Support for Berkeley College’s Apartheid divestment campaign came after a few hundred students staged a sit-in on the steps of a prominent building on campus. A week into the sit-in, dozens of police in riot gear stormed the area and violently arrested 158 protestors. The rest of the Berkeley campus was outraged as the violence shown towards the peaceful protestors, and the next day over 10,000 students boycotted classes. The repression of the police solidified the group of divestment proponents into a campus-wide social movement. Throughout the rest of the year, the students committed to more actions to demonstrate the injustice of Apartheid, such as building shanties to highlight the inhumane living conditions of Black people in South Africa. On another occasion, police raided the shanties, arresting 61 protestors. This once again spurred the movement into action and 20 new shanties were constructed overnight. This series of events led to direct confrontations with the police where fires were being set, rocks being thrown, and more people injured and arrested in the chaos. After all of this, the Berkeley Trustees only vowed to divest from a single company profiting from Apartheid. It wasn’t until the California Governor George Deukmejian, worried about the escalating violence, reversed his stance on Apartheid that the UC system embraced divestment. The UCs voted to divest over $3 billion in stock holdings in South Africa, which was the largest single divestment of the movement and the largest public institution to act.

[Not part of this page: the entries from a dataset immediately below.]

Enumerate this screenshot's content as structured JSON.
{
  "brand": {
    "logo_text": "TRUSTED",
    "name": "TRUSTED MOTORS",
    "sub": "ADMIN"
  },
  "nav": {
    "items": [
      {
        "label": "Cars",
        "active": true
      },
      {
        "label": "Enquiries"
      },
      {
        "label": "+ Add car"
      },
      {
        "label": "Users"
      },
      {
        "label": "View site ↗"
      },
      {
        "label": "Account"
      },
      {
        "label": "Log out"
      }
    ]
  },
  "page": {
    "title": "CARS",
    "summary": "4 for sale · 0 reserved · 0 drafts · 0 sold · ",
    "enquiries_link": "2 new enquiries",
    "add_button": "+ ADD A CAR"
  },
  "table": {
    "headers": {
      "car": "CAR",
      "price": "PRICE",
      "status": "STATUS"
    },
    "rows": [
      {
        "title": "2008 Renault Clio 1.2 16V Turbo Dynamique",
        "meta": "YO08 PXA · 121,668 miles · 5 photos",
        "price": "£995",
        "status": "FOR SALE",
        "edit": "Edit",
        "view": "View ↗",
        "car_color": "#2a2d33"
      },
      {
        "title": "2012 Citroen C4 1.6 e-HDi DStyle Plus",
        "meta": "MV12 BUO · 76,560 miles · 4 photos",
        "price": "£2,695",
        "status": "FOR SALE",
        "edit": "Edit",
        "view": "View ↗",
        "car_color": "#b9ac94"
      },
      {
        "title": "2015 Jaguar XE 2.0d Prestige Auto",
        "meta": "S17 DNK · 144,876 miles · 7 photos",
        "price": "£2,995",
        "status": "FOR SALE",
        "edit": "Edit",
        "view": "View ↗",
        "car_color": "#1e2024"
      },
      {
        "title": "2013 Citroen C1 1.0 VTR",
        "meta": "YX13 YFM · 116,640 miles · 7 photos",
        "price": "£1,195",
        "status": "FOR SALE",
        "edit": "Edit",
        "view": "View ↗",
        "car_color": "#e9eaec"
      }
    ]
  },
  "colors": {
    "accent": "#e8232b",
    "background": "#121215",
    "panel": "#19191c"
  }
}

The main takeaway of the Berkeley case is:
- Violence, only as a means of last resort, and perseverance are extremely powerful motivators for change
These case studies are just a few examples of different school’s strategies for divestment in the 1980s. Ultimately, 55 universities in the United Stated divested from companies that benefited the Apartheid government. Nelson Mandela called the divestment movement “a catalyst that ultimately helped end white-minority rule in South Africa.” Apartheid divestment campaigns demonstrated that there is enormous power in sustained student organizing and activism.